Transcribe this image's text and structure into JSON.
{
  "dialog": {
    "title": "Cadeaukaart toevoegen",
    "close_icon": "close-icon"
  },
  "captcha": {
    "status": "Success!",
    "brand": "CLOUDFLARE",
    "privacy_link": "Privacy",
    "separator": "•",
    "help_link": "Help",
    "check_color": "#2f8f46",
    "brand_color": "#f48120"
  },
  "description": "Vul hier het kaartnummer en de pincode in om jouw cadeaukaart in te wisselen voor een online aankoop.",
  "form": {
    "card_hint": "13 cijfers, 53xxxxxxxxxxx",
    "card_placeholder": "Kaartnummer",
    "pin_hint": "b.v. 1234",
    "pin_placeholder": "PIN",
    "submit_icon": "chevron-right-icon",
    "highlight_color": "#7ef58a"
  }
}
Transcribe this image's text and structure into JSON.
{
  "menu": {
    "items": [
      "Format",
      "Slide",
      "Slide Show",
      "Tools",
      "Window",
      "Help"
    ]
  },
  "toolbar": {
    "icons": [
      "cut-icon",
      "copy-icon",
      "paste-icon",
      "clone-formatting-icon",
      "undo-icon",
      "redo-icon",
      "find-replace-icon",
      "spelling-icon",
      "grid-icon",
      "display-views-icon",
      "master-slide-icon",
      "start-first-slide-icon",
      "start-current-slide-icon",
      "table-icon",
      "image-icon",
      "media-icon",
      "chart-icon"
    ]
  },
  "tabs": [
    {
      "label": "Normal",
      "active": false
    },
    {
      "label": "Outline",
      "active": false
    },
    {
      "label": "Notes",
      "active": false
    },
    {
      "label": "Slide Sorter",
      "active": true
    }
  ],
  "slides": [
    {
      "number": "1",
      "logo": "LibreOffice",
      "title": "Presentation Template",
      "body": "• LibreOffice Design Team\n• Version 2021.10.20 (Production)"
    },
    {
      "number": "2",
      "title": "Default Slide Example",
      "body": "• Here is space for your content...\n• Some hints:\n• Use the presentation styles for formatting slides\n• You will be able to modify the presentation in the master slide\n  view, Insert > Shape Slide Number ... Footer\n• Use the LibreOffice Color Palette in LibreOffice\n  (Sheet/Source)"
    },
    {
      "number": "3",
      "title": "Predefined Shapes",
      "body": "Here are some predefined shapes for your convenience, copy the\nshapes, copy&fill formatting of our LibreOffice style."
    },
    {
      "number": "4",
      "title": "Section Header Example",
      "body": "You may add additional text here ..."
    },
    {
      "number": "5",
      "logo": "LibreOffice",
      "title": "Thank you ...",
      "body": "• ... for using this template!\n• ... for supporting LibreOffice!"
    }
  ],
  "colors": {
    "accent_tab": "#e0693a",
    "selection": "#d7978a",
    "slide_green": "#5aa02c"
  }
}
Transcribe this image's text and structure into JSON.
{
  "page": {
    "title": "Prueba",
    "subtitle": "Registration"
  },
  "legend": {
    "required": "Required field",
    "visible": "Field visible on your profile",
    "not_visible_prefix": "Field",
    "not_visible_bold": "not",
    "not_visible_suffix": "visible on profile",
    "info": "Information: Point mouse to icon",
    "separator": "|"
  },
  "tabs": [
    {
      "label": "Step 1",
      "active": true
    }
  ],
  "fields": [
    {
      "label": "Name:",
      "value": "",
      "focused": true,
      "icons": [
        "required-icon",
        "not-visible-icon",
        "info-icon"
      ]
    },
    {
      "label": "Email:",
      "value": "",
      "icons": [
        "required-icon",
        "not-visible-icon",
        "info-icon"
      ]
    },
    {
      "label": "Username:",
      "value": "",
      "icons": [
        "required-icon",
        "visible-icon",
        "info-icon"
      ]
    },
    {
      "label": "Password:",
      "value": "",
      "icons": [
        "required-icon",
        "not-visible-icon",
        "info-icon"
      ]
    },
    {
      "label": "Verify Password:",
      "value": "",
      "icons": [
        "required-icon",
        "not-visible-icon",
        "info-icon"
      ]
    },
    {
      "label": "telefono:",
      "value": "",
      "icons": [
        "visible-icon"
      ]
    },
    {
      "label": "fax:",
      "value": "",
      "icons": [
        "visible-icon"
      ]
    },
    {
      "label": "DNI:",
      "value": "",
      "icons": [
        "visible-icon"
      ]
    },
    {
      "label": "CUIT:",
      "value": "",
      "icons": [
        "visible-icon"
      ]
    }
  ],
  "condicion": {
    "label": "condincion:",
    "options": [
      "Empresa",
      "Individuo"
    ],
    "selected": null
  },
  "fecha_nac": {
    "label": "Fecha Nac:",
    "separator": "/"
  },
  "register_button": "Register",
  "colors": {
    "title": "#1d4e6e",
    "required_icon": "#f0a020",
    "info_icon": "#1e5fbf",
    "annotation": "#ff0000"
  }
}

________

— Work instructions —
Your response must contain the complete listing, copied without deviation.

— Reply to the exercise —
Transcribe this image's text and structure into JSON.
{
  "dialog": {
    "title": "Cadeaukaart toevoegen",
    "close_icon": "close-icon"
  },
  "captcha": {
    "status": "Success!",
    "brand": "CLOUDFLARE",
    "privacy_link": "Privacy",
    "separator": "•",
    "help_link": "Help",
    "check_color": "#2f8f46",
    "brand_color": "#f48120"
  },
  "description": "Vul hier het kaartnummer en de pincode in om jouw cadeaukaart in te wisselen voor een online aankoop.",
  "form": {
    "card_hint": "13 cijfers, 53xxxxxxxxxxx",
    "card_placeholder": "Kaartnummer",
    "pin_hint": "b.v. 1234",
    "pin_placeholder": "PIN",
    "submit_icon": "chevron-right-icon",
    "highlight_color": "#7ef58a"
  }
}
Transcribe this image's text and structure into JSON.
{
  "menu": {
    "items": [
      "Format",
      "Slide",
      "Slide Show",
      "Tools",
      "Window",
      "Help"
    ]
  },
  "toolbar": {
    "icons": [
      "cut-icon",
      "copy-icon",
      "paste-icon",
      "clone-formatting-icon",
      "undo-icon",
      "redo-icon",
      "find-replace-icon",
      "spelling-icon",
      "grid-icon",
      "display-views-icon",
      "master-slide-icon",
      "start-first-slide-icon",
      "start-current-slide-icon",
      "table-icon",
      "image-icon",
      "media-icon",
      "chart-icon"
    ]
  },
  "tabs": [
    {
      "label": "Normal",
      "active": false
    },
    {
      "label": "Outline",
      "active": false
    },
    {
      "label": "Notes",
      "active": false
    },
    {
      "label": "Slide Sorter",
      "active": true
    }
  ],
  "slides": [
    {
      "number": "1",
      "logo": "LibreOffice",
      "title": "Presentation Template",
      "body": "• LibreOffice Design Team\n• Version 2021.10.20 (Production)"
    },
    {
      "number": "2",
      "title": "Default Slide Example",
      "body": "• Here is space for your content...\n• Some hints:\n• Use the presentation styles for formatting slides\n• You will be able to modify the presentation in the master slide\n  view, Insert > Shape Slide Number ... Footer\n• Use the LibreOffice Color Palette in LibreOffice\n  (Sheet/Source)"
    },
    {
      "number": "3",
      "title": "Predefined Shapes",
      "body": "Here are some predefined shapes for your convenience, copy the\nshapes, copy&fill formatting of our LibreOffice style."
    },
    {
      "number": "4",
      "title": "Section Header Example",
      "body": "You may add additional text here ..."
    },
    {
      "number": "5",
      "logo": "LibreOffice",
      "title": "Thank you ...",
      "body": "• ... for using this template!\n• ... for supporting LibreOffice!"
    }
  ],
  "colors": {
    "accent_tab": "#e0693a",
    "selection": "#d7978a",
    "slide_green": "#5aa02c"
  }
}
Transcribe this image's text and structure into JSON.
{
  "page": {
    "title": "Prueba",
    "subtitle": "Registration"
  },
  "legend": {
    "required": "Required field",
    "visible": "Field visible on your profile",
    "not_visible_prefix": "Field",
    "not_visible_bold": "not",
    "not_visible_suffix": "visible on profile",
    "info": "Information: Point mouse to icon",
    "separator": "|"
  },
  "tabs": [
    {
      "label": "Step 1",
      "active": true
    }
  ],
  "fields": [
    {
      "label": "Name:",
      "value": "",
      "focused": true,
      "icons": [
        "required-icon",
        "not-visible-icon",
        "info-icon"
      ]
    },
    {
      "label": "Email:",
      "value": "",
      "icons": [
        "required-icon",
        "not-visible-icon",
        "info-icon"
      ]
    },
    {
      "label": "Username:",
      "value": "",
      "icons": [
        "required-icon",
        "visible-icon",
        "info-icon"
      ]
    },
    {
      "label": "Password:",
      "value": "",
      "icons": [
        "required-icon",
        "not-visible-icon",
        "info-icon"
      ]
    },
    {
      "label": "Verify Password:",
      "value": "",
      "icons": [
        "required-icon",
        "not-visible-icon",
        "info-icon"
      ]
    },
    {
      "label": "telefono:",
      "value": "",
      "icons": [
        "visible-icon"
      ]
    },
    {
      "label": "fax:",
      "value": "",
      "icons": [
        "visible-icon"
      ]
    },
    {
      "label": "DNI:",
      "value": "",
      "icons": [
        "visible-icon"
      ]
    },
    {
      "label": "CUIT:",
      "value": "",
      "icons": [
        "visible-icon"
      ]
    }
  ],
  "condicion": {
    "label": "condincion:",
    "options": [
      "Empresa",
      "Individuo"
    ],
    "selected": null
  },
  "fecha_nac": {
    "label": "Fecha Nac:",
    "separator": "/"
  },
  "register_button": "Register",
  "colors": {
    "title": "#1d4e6e",
    "required_icon": "#f0a020",
    "info_icon": "#1e5fbf",
    "annotation": "#ff0000"
  }
}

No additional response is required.